Showing posts from January, 2020

ChatGPT - How Long Till They Realize I’m a Robot?

I tried it first on December 2nd... ...and slowly the meaning of it started to sink in. It's January 1st and as the new year begins, my future has never felt so hazy. It helps me write code. At my new company I'm writing golang, which is new for me, and one day on a whim I think "hmmm maybe ChatGPT will give me some ideas about the library I need to use." Lo-and-behold it knew the library. It wrote example code. It explained each section in just enough detail. I'm excited....It assists my users. I got a question about Dockerfiles in my teams oncall channel. "Hmmm I don't know the answer to this either"....ChatGPT did. It knew the commands to run. It knew details of how it worked. It explained it better and faster than I could have. Now I'm nervous....It writes my code for me. Now I'm hearing how great Github Copilot is - and it's built by OpenAI too...ok I guess I should give it a shot. I install it, and within minutes it'

Cluster Management at LinkedIn
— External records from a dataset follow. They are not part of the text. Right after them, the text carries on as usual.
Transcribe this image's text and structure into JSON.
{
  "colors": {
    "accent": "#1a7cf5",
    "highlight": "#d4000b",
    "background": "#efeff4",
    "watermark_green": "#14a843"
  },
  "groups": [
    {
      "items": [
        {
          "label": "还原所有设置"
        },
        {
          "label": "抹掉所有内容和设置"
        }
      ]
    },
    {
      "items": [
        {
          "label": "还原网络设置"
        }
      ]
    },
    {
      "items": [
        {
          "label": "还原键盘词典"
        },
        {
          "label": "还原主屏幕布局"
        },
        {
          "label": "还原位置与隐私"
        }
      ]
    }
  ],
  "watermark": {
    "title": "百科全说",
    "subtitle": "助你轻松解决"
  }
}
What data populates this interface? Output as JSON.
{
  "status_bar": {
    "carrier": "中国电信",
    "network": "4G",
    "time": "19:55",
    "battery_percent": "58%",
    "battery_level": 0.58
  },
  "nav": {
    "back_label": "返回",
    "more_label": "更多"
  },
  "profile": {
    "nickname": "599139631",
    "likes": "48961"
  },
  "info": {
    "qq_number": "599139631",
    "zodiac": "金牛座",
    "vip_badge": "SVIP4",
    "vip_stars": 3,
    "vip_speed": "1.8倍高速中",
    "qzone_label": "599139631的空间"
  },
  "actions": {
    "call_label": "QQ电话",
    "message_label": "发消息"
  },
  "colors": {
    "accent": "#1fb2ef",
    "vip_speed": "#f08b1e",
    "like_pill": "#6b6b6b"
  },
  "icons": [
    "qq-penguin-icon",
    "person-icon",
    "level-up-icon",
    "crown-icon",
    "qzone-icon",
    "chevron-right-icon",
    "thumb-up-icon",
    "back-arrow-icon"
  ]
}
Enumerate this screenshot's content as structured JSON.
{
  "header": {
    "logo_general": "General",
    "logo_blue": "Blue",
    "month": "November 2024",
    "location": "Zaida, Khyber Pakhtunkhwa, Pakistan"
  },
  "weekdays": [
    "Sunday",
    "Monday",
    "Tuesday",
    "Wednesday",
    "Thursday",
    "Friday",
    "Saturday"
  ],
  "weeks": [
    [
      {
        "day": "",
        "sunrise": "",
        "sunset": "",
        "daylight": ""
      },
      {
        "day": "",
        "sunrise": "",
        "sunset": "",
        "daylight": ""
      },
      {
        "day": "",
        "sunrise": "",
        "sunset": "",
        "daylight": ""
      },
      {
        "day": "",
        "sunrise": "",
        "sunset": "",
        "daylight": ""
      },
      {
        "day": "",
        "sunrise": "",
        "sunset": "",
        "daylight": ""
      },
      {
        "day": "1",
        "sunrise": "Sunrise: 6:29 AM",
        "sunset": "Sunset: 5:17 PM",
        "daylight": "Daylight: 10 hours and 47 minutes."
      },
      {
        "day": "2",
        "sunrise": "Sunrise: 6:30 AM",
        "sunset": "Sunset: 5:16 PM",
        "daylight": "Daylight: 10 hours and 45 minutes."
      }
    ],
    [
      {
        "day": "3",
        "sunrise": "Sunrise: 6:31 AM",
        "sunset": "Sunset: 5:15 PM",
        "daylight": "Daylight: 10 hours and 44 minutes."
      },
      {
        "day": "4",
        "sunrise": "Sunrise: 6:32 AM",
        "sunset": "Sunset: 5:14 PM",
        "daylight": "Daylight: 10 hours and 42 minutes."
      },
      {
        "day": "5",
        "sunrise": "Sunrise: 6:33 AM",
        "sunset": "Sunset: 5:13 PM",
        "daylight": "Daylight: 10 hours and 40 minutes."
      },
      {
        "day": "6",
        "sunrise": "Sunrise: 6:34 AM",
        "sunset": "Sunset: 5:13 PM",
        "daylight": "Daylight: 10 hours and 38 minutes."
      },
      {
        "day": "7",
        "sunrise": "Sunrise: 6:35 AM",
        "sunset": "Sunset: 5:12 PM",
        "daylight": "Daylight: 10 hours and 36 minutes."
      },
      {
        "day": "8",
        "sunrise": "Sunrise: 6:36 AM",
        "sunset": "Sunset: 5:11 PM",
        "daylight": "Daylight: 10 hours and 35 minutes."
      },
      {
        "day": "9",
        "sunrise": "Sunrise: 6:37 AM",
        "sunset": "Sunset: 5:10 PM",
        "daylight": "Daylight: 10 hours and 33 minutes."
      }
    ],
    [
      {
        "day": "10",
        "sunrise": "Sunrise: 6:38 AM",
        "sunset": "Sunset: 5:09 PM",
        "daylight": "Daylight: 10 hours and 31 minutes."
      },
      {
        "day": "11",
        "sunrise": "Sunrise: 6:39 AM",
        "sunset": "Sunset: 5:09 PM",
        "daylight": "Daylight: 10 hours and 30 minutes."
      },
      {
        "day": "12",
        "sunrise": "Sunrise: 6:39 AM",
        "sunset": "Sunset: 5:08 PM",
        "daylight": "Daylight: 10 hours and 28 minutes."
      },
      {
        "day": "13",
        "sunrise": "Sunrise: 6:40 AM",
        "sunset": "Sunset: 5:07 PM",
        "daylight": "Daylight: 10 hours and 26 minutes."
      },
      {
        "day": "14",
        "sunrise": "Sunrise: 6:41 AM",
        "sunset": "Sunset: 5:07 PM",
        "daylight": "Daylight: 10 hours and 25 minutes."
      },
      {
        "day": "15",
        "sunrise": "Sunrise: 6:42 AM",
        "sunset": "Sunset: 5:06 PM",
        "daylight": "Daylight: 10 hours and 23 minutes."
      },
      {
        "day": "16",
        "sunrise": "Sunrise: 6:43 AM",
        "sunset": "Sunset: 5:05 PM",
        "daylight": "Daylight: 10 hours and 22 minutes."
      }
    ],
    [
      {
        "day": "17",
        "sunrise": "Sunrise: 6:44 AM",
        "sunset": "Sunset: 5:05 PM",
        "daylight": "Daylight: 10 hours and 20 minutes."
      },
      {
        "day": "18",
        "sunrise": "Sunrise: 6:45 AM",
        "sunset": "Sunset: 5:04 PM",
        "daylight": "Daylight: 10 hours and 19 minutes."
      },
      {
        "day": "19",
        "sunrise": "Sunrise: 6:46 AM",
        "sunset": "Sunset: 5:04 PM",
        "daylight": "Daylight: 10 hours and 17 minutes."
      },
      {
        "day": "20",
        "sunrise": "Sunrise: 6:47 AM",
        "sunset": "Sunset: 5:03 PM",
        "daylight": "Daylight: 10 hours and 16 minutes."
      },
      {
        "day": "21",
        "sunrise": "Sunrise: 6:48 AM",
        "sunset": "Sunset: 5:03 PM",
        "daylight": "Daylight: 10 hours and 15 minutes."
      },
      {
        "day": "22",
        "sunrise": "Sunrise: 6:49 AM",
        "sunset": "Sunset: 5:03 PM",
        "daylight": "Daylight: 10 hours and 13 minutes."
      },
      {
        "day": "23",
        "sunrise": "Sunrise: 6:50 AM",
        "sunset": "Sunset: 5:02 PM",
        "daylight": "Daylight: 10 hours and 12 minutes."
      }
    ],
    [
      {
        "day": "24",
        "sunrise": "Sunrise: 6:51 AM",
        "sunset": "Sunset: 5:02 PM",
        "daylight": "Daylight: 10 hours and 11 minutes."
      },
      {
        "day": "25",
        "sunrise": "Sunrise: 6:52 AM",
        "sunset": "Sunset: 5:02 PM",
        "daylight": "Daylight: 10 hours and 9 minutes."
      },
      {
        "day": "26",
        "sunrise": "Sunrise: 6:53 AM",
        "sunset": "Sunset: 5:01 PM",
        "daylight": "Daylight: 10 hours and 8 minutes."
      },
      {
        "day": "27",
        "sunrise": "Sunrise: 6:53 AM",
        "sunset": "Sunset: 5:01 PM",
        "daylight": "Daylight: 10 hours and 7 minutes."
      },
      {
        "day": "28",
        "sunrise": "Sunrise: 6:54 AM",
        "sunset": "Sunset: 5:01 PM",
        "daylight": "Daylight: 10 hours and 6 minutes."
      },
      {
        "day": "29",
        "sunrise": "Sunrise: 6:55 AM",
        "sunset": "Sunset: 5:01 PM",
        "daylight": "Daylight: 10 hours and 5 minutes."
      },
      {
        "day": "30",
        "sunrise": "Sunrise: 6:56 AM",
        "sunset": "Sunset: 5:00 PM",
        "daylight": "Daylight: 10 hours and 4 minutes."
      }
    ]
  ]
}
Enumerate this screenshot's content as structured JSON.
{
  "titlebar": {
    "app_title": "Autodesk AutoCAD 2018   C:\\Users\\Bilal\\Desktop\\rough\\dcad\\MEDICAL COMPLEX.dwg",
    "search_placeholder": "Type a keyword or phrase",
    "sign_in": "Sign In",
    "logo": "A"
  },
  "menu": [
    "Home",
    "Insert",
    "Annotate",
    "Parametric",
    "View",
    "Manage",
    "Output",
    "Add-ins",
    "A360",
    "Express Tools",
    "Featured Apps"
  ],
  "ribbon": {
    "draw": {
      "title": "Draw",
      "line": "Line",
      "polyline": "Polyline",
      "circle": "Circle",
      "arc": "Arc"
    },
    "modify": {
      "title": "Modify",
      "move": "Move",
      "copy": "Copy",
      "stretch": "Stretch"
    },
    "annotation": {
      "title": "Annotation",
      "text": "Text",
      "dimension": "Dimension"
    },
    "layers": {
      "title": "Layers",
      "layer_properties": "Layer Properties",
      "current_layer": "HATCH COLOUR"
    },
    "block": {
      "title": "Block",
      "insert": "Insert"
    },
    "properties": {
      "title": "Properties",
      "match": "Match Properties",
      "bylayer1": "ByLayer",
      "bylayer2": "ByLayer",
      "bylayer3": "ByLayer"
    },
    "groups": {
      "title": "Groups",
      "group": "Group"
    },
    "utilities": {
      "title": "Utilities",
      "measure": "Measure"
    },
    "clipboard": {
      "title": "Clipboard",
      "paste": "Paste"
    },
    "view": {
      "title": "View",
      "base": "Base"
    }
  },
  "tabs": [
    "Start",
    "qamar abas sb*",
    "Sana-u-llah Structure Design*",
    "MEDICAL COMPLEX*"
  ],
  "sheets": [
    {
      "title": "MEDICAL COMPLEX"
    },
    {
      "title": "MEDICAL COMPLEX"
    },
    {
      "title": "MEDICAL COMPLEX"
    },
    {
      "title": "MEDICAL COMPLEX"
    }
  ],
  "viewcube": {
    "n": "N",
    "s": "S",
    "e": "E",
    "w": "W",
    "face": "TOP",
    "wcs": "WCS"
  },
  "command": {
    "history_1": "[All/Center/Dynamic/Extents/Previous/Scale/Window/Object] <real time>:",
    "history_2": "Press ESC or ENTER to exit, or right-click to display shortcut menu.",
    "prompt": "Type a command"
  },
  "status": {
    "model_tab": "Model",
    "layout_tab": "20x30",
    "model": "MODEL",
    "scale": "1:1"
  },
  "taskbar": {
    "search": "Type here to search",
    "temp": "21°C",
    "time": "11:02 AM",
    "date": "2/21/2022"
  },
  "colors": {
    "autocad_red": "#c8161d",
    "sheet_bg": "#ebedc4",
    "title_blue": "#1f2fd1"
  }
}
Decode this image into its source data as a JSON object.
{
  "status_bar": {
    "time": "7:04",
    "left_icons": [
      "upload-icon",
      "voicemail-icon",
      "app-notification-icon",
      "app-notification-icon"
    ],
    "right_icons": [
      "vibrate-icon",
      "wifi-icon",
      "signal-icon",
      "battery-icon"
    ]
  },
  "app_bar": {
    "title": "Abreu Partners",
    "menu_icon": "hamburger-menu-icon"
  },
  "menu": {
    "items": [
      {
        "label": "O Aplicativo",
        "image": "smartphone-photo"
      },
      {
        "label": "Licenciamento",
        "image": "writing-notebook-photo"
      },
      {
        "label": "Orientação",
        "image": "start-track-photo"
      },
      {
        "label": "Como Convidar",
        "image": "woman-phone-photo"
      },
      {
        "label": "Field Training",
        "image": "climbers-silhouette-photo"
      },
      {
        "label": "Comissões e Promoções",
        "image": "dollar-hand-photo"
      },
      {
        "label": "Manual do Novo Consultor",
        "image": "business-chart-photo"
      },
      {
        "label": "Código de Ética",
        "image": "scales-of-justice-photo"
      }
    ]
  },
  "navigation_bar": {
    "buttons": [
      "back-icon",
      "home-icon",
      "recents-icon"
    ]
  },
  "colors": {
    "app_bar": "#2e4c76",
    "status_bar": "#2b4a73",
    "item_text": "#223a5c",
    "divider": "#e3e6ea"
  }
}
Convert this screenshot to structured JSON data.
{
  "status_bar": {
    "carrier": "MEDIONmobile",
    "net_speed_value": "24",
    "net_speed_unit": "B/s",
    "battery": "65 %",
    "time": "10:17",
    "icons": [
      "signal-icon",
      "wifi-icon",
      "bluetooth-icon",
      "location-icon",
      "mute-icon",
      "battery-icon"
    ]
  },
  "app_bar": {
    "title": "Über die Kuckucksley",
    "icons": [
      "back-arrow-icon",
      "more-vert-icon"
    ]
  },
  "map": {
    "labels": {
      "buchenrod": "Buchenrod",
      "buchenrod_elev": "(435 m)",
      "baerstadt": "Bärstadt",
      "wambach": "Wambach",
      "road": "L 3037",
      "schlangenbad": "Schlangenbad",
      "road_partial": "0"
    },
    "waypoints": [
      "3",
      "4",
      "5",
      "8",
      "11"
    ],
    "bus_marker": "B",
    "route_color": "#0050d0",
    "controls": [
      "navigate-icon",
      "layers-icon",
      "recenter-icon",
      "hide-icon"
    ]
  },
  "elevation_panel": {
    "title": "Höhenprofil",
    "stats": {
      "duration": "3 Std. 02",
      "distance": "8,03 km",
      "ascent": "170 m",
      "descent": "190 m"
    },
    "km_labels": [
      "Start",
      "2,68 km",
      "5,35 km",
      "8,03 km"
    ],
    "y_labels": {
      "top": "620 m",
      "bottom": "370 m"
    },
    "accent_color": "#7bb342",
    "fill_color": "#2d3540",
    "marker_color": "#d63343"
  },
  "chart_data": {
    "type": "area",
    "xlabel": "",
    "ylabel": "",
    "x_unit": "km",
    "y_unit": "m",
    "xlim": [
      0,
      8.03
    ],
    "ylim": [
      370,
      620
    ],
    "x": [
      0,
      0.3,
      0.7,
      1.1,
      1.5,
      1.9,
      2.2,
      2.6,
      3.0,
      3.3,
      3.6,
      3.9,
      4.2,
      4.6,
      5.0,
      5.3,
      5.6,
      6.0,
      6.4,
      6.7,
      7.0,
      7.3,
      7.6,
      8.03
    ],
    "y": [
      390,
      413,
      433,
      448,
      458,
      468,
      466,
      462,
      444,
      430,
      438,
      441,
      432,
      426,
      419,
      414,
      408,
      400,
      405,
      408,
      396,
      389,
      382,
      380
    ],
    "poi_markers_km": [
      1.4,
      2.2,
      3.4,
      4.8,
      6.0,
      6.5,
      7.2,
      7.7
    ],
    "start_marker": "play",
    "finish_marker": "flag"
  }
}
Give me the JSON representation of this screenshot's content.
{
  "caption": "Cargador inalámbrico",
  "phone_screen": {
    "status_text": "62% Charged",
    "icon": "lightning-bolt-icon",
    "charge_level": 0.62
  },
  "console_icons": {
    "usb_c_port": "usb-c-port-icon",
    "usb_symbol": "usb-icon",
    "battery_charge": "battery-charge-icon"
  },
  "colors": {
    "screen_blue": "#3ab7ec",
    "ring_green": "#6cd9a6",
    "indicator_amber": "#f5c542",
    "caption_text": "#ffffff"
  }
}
In 2014 LinkedIn released a cluster management solution called Helix. Helix solves some problems that arise when a system scales to be too large to manage even on just a few hosts. A successful system will start to go through a few transition states that, when large enough, will become frequent enough to require an automated solution. First, your system will become too large to host on a single machine. So now you need to shard it. Then your system will either have hosts fail once in a while, or some shards might start getting too big or taking too much load. So then you can start using replication to solve for that. As your cluster grows, the average size of shards also grows - sometimes you’ll have to split shards because they become too big, or more broadly redistribute. So now you need something to allow for that. Partitioning/sharding, fault tolerance and scalability - these are the higher level concepts just described, and the problems Helix solves for. If you can sol